#### Brief:
Set down every record below exactly as it stands, leaving out the pictures.

============================================================

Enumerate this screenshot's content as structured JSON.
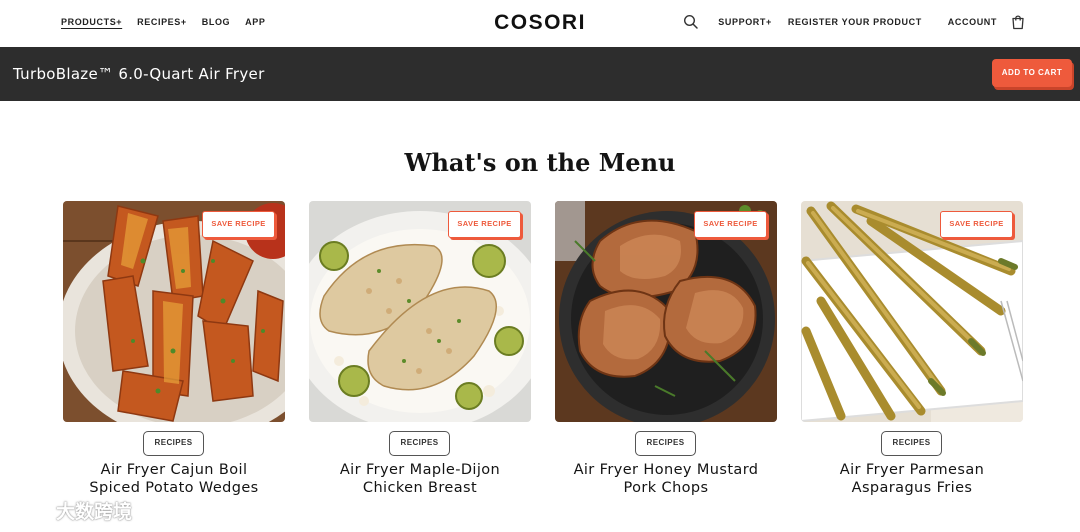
{
  "nav": {
    "left_items": [
      "PRODUCTS+",
      "RECIPES+",
      "BLOG",
      "APP"
    ],
    "logo": "COSORI",
    "right_items": [
      "SUPPORT+",
      "REGISTER YOUR PRODUCT"
    ],
    "account": "ACCOUNT",
    "icons": [
      "search-icon",
      "cart-icon"
    ]
  },
  "product_bar": {
    "title": "TurboBlaze™ 6.0-Quart Air Fryer",
    "add_to_cart": "ADD TO CART"
  },
  "menu": {
    "title": "What's on the Menu",
    "save_label": "SAVE RECIPE",
    "cards": [
      {
        "tag": "RECIPES",
        "title_line1": "Air Fryer Cajun Boil",
        "title_line2": "Spiced Potato Wedges"
      },
      {
        "tag": "RECIPES",
        "title_line1": "Air Fryer Maple-Dijon",
        "title_line2": "Chicken Breast"
      },
      {
        "tag": "RECIPES",
        "title_line1": "Air Fryer Honey Mustard",
        "title_line2": "Pork Chops"
      },
      {
        "tag": "RECIPES",
        "title_line1": "Air Fryer Parmesan",
        "title_line2": "Asparagus Fries"
      }
    ]
  },
  "watermark": {
    "text": "大数跨境"
  },
  "colors": {
    "accent": "#ee5a3c",
    "bar": "#2d2d2d",
    "text": "#141414"
  }
}
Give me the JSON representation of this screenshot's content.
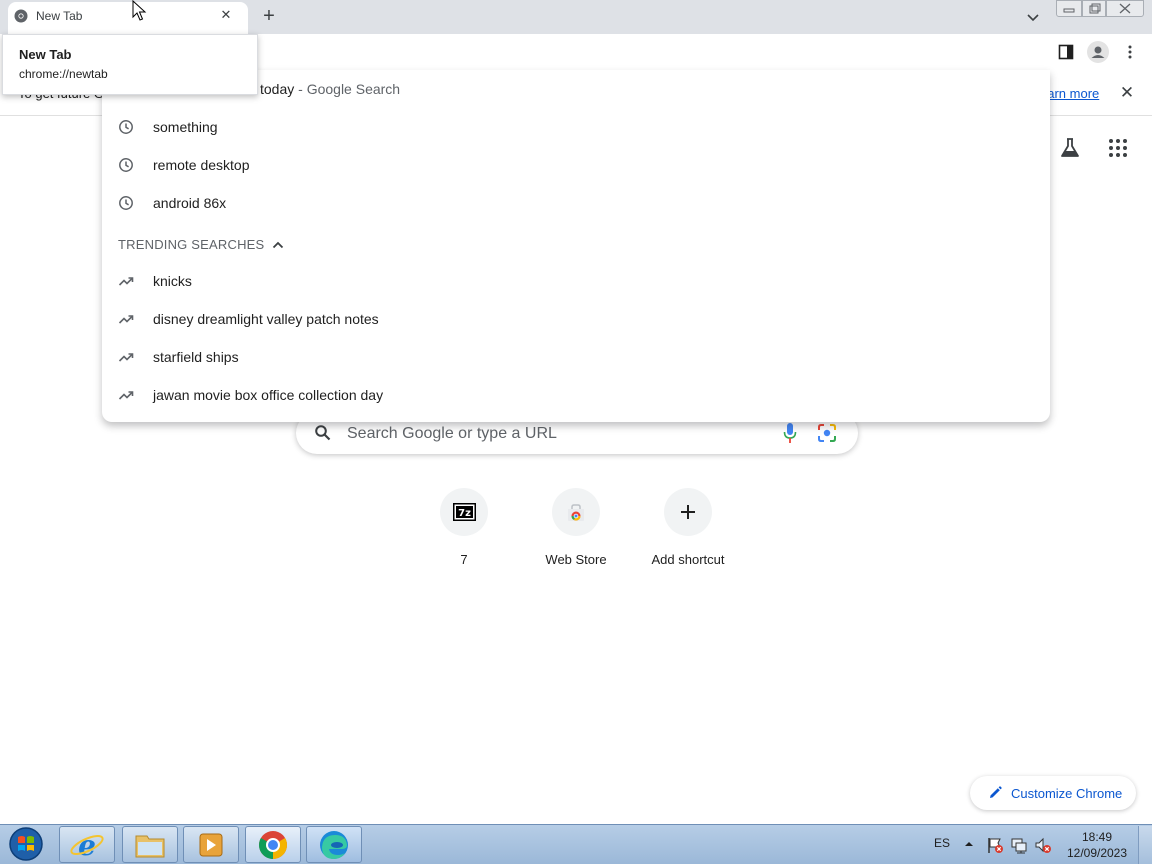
{
  "tab": {
    "title": "New Tab",
    "close_label": "✕",
    "new_tab_label": "+"
  },
  "hovercard": {
    "title": "New Tab",
    "url": "chrome://newtab"
  },
  "infobar": {
    "text": "To get future G",
    "link": "earn more",
    "close_label": "✕"
  },
  "omnibox": {
    "first_suggestion": {
      "text": "today",
      "suffix": " - Google Search"
    },
    "history": [
      {
        "text": "something",
        "icon": "history-clock-icon"
      },
      {
        "text": "remote desktop",
        "icon": "history-clock-icon"
      },
      {
        "text": "android 86x",
        "icon": "history-clock-icon"
      }
    ],
    "trending_header": "TRENDING SEARCHES",
    "trending": [
      {
        "text": "knicks",
        "icon": "trending-icon"
      },
      {
        "text": "disney dreamlight valley patch notes",
        "icon": "trending-icon"
      },
      {
        "text": "starfield ships",
        "icon": "trending-icon"
      },
      {
        "text": "jawan movie box office collection day",
        "icon": "trending-icon"
      }
    ]
  },
  "ntp": {
    "search_placeholder": "Search Google or type a URL",
    "shortcuts": [
      {
        "label": "7",
        "icon": "7zip-icon"
      },
      {
        "label": "Web Store",
        "icon": "web-store-icon"
      },
      {
        "label": "Add shortcut",
        "icon": "plus-icon"
      }
    ],
    "customize_label": "Customize Chrome"
  },
  "taskbar": {
    "language": "ES",
    "time": "18:49",
    "date": "12/09/2023"
  },
  "colors": {
    "accent": "#0b57d0",
    "tabstrip": "#dee1e6",
    "taskbar": "#b6cde6"
  }
}
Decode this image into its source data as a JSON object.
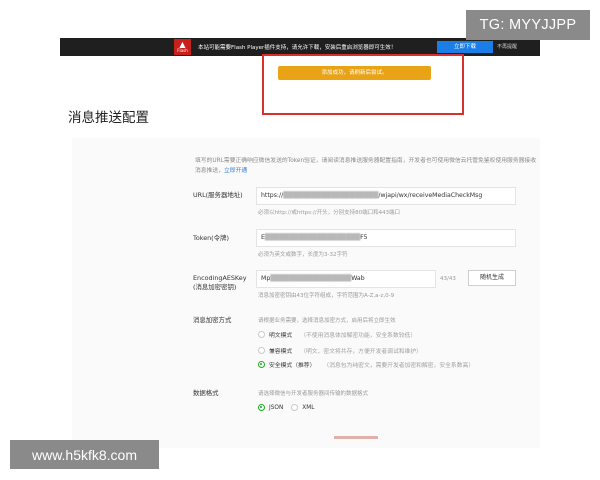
{
  "topbar": {
    "badge_label": "Flash",
    "message": "本站可能需要Flash Player插件支持，请允许下载，安装后重启浏览器即可生效！",
    "update_button": "立即下载",
    "no_remind": "不再提醒"
  },
  "watermark_top": "TG: MYYJJPP",
  "watermark_bottom": "www.h5kfk8.com",
  "notice": "添加成功，请刷新后尝试。",
  "page_title": "消息推送配置",
  "intro": {
    "text": "填写的URL需要正确响应微信发送的Token验证，请阅读消息推送服务器配置指南，开发者也可使用微信云托管免鉴权使用服务器接收消息推送，",
    "link": "立即开通"
  },
  "form": {
    "url": {
      "label": "URL(服务器地址)",
      "value_prefix": "https://",
      "value_suffix": "/wjapi/wx/receiveMediaCheckMsg",
      "hint": "必须以http://或https://开头，分别支持80端口和443端口"
    },
    "token": {
      "label": "Token(令牌)",
      "value_prefix": "E",
      "value_suffix": "F5",
      "hint": "必须为英文或数字，长度为3-32字符"
    },
    "aeskey": {
      "label_line1": "EncodingAESKey",
      "label_line2": "(消息加密密钥)",
      "value_prefix": "Mp",
      "value_suffix": "Wab",
      "counter": "43/43",
      "generate_button": "随机生成",
      "hint": "消息加密密钥由43位字符组成，字符范围为A-Z,a-z,0-9"
    },
    "encrypt_mode": {
      "label": "消息加密方式",
      "hint": "请根据业务需要，选择消息加密方式，启用后将立即生效",
      "options": [
        {
          "name": "明文模式",
          "desc": "（不使用消息体加解密功能，安全系数较低）",
          "selected": false
        },
        {
          "name": "兼容模式",
          "desc": "（明文、密文将共存，方便开发者调试和维护）",
          "selected": false
        },
        {
          "name": "安全模式（推荐）",
          "desc": "（消息包为纯密文，需要开发者加密和解密，安全系数高）",
          "selected": true
        }
      ]
    },
    "data_format": {
      "label": "数据格式",
      "hint": "请选择微信与开发者服务器间传输的数据格式",
      "options": [
        {
          "name": "JSON",
          "selected": true
        },
        {
          "name": "XML",
          "selected": false
        }
      ]
    }
  },
  "colors": {
    "topbar_bg": "#1f1f1f",
    "warn_red": "#c6211a",
    "update_blue": "#1a7ee6",
    "notice_orange": "#e8a317",
    "highlight_red": "#d9302c",
    "radio_green": "#1aad19",
    "link_blue": "#2f7fd8"
  }
}
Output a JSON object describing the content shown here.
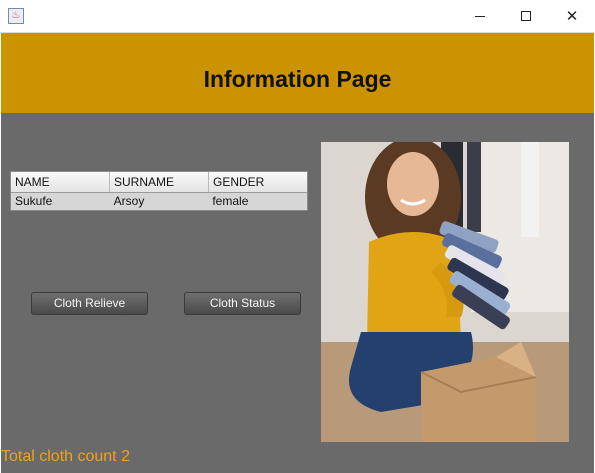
{
  "window": {
    "icon": "java-cup-icon",
    "controls": {
      "minimize": "minimize-icon",
      "maximize": "maximize-icon",
      "close": "close-icon",
      "close_glyph": "✕"
    }
  },
  "header": {
    "title": "Information Page",
    "background": "#cc9300"
  },
  "table": {
    "columns": [
      "NAME",
      "SURNAME",
      "GENDER"
    ],
    "rows": [
      [
        "Sukufe",
        "Arsoy",
        "female"
      ]
    ]
  },
  "buttons": {
    "relieve": "Cloth Relieve",
    "status": "Cloth Status"
  },
  "footer": {
    "count_text": "Total cloth count 2",
    "count_color": "#f0a020"
  },
  "colors": {
    "panel": "#6a6a6a",
    "accent": "#cc9300"
  }
}
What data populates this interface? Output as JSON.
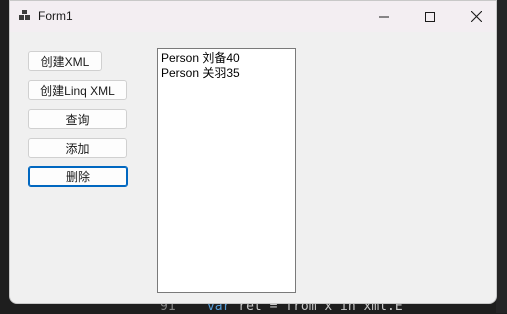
{
  "window": {
    "title": "Form1"
  },
  "buttons": {
    "create_xml": "创建XML",
    "create_linq_xml": "创建Linq XML",
    "query": "查询",
    "add": "添加",
    "delete": "删除"
  },
  "list": {
    "items": [
      {
        "label": "Person 刘备40"
      },
      {
        "label": "Person 关羽35"
      }
    ]
  },
  "background": {
    "line_number": "91",
    "code_prefix": "var",
    "code_rest": " ret = from x in xml.E"
  }
}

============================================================

#### Task result:
Enumerate this screenshot's content as structured JSON.
{
  "nav": {
    "left_items": [
      "PRODUCTS+",
      "RECIPES+",
      "BLOG",
      "APP"
    ],
    "logo": "COSORI",
    "right_items": [
      "SUPPORT+",
      "REGISTER YOUR PRODUCT"
    ],
    "account": "ACCOUNT",
    "icons": [
      "search-icon",
      "cart-icon"
    ]
  },
  "product_bar": {
    "title": "TurboBlaze™ 6.0-Quart Air Fryer",
    "add_to_cart": "ADD TO CART"
  },
  "menu": {
    "title": "What's on the Menu",
    "save_label": "SAVE RECIPE",
    "cards": [
      {
        "tag": "RECIPES",
        "title_line1": "Air Fryer Cajun Boil",
        "title_line2": "Spiced Potato Wedges"
      },
      {
        "tag": "RECIPES",
        "title_line1": "Air Fryer Maple-Dijon",
        "title_line2": "Chicken Breast"
      },
      {
        "tag": "RECIPES",
        "title_line1": "Air Fryer Honey Mustard",
        "title_line2": "Pork Chops"
      },
      {
        "tag": "RECIPES",
        "title_line1": "Air Fryer Parmesan",
        "title_line2": "Asparagus Fries"
      }
    ]
  },
  "watermark": {
    "text": "大数跨境"
  },
  "colors": {
    "accent": "#ee5a3c",
    "bar": "#2d2d2d",
    "text": "#141414"
  }
}
Give me the JSON representation of this screenshot's content.
{
  "tab": {
    "title": "New Tab",
    "close_label": "✕",
    "new_tab_label": "+"
  },
  "hovercard": {
    "title": "New Tab",
    "url": "chrome://newtab"
  },
  "infobar": {
    "text": "To get future G",
    "link": "earn more",
    "close_label": "✕"
  },
  "omnibox": {
    "first_suggestion": {
      "text": "today",
      "suffix": " - Google Search"
    },
    "history": [
      {
        "text": "something",
        "icon": "history-clock-icon"
      },
      {
        "text": "remote desktop",
        "icon": "history-clock-icon"
      },
      {
        "text": "android 86x",
        "icon": "history-clock-icon"
      }
    ],
    "trending_header": "TRENDING SEARCHES",
    "trending": [
      {
        "text": "knicks",
        "icon": "trending-icon"
      },
      {
        "text": "disney dreamlight valley patch notes",
        "icon": "trending-icon"
      },
      {
        "text": "starfield ships",
        "icon": "trending-icon"
      },
      {
        "text": "jawan movie box office collection day",
        "icon": "trending-icon"
      }
    ]
  },
  "ntp": {
    "search_placeholder": "Search Google or type a URL",
    "shortcuts": [
      {
        "label": "7",
        "icon": "7zip-icon"
      },
      {
        "label": "Web Store",
        "icon": "web-store-icon"
      },
      {
        "label": "Add shortcut",
        "icon": "plus-icon"
      }
    ],
    "customize_label": "Customize Chrome"
  },
  "taskbar": {
    "language": "ES",
    "time": "18:49",
    "date": "12/09/2023"
  },
  "colors": {
    "accent": "#0b57d0",
    "tabstrip": "#dee1e6",
    "taskbar": "#b6cde6"
  }
}
Decode this image into its source data as a JSON object.
{
  "topbar": {
    "badge_label": "Flash",
    "message": "本站可能需要Flash Player插件支持，请允许下载，安装后重启浏览器即可生效！",
    "update_button": "立即下载",
    "no_remind": "不再提醒"
  },
  "watermark_top": "TG: MYYJJPP",
  "watermark_bottom": "www.h5kfk8.com",
  "notice": "添加成功，请刷新后尝试。",
  "page_title": "消息推送配置",
  "intro": {
    "text": "填写的URL需要正确响应微信发送的Token验证，请阅读消息推送服务器配置指南，开发者也可使用微信云托管免鉴权使用服务器接收消息推送，",
    "link": "立即开通"
  },
  "form": {
    "url": {
      "label": "URL(服务器地址)",
      "value_prefix": "https://",
      "value_suffix": "/wjapi/wx/receiveMediaCheckMsg",
      "hint": "必须以http://或https://开头，分别支持80端口和443端口"
    },
    "token": {
      "label": "Token(令牌)",
      "value_prefix": "E",
      "value_suffix": "F5",
      "hint": "必须为英文或数字，长度为3-32字符"
    },
    "aeskey": {
      "label_line1": "EncodingAESKey",
      "label_line2": "(消息加密密钥)",
      "value_prefix": "Mp",
      "value_suffix": "Wab",
      "counter": "43/43",
      "generate_button": "随机生成",
      "hint": "消息加密密钥由43位字符组成，字符范围为A-Z,a-z,0-9"
    },
    "encrypt_mode": {
      "label": "消息加密方式",
      "hint": "请根据业务需要，选择消息加密方式，启用后将立即生效",
      "options": [
        {
          "name": "明文模式",
          "desc": "（不使用消息体加解密功能，安全系数较低）",
          "selected": false
        },
        {
          "name": "兼容模式",
          "desc": "（明文、密文将共存，方便开发者调试和维护）",
          "selected": false
        },
        {
          "name": "安全模式（推荐）",
          "desc": "（消息包为纯密文，需要开发者加密和解密，安全系数高）",
          "selected": true
        }
      ]
    },
    "data_format": {
      "label": "数据格式",
      "hint": "请选择微信与开发者服务器间传输的数据格式",
      "options": [
        {
          "name": "JSON",
          "selected": true
        },
        {
          "name": "XML",
          "selected": false
        }
      ]
    }
  },
  "colors": {
    "topbar_bg": "#1f1f1f",
    "warn_red": "#c6211a",
    "update_blue": "#1a7ee6",
    "notice_orange": "#e8a317",
    "highlight_red": "#d9302c",
    "radio_green": "#1aad19",
    "link_blue": "#2f7fd8"
  }
}
Output a JSON object describing the content shown here.
{
  "window": {
    "icon": "java-cup-icon",
    "controls": {
      "minimize": "minimize-icon",
      "maximize": "maximize-icon",
      "close": "close-icon",
      "close_glyph": "✕"
    }
  },
  "header": {
    "title": "Information Page",
    "background": "#cc9300"
  },
  "table": {
    "columns": [
      "NAME",
      "SURNAME",
      "GENDER"
    ],
    "rows": [
      [
        "Sukufe",
        "Arsoy",
        "female"
      ]
    ]
  },
  "buttons": {
    "relieve": "Cloth Relieve",
    "status": "Cloth Status"
  },
  "footer": {
    "count_text": "Total cloth count 2",
    "count_color": "#f0a020"
  },
  "colors": {
    "panel": "#6a6a6a",
    "accent": "#cc9300"
  }
}
What data populates this interface? Output as JSON.
{
  "window": {
    "title": "Form1"
  },
  "buttons": {
    "create_xml": "创建XML",
    "create_linq_xml": "创建Linq XML",
    "query": "查询",
    "add": "添加",
    "delete": "删除"
  },
  "list": {
    "items": [
      {
        "label": "Person 刘备40"
      },
      {
        "label": "Person 关羽35"
      }
    ]
  },
  "background": {
    "line_number": "91",
    "code_prefix": "var",
    "code_rest": " ret = from x in xml.E"
  }
}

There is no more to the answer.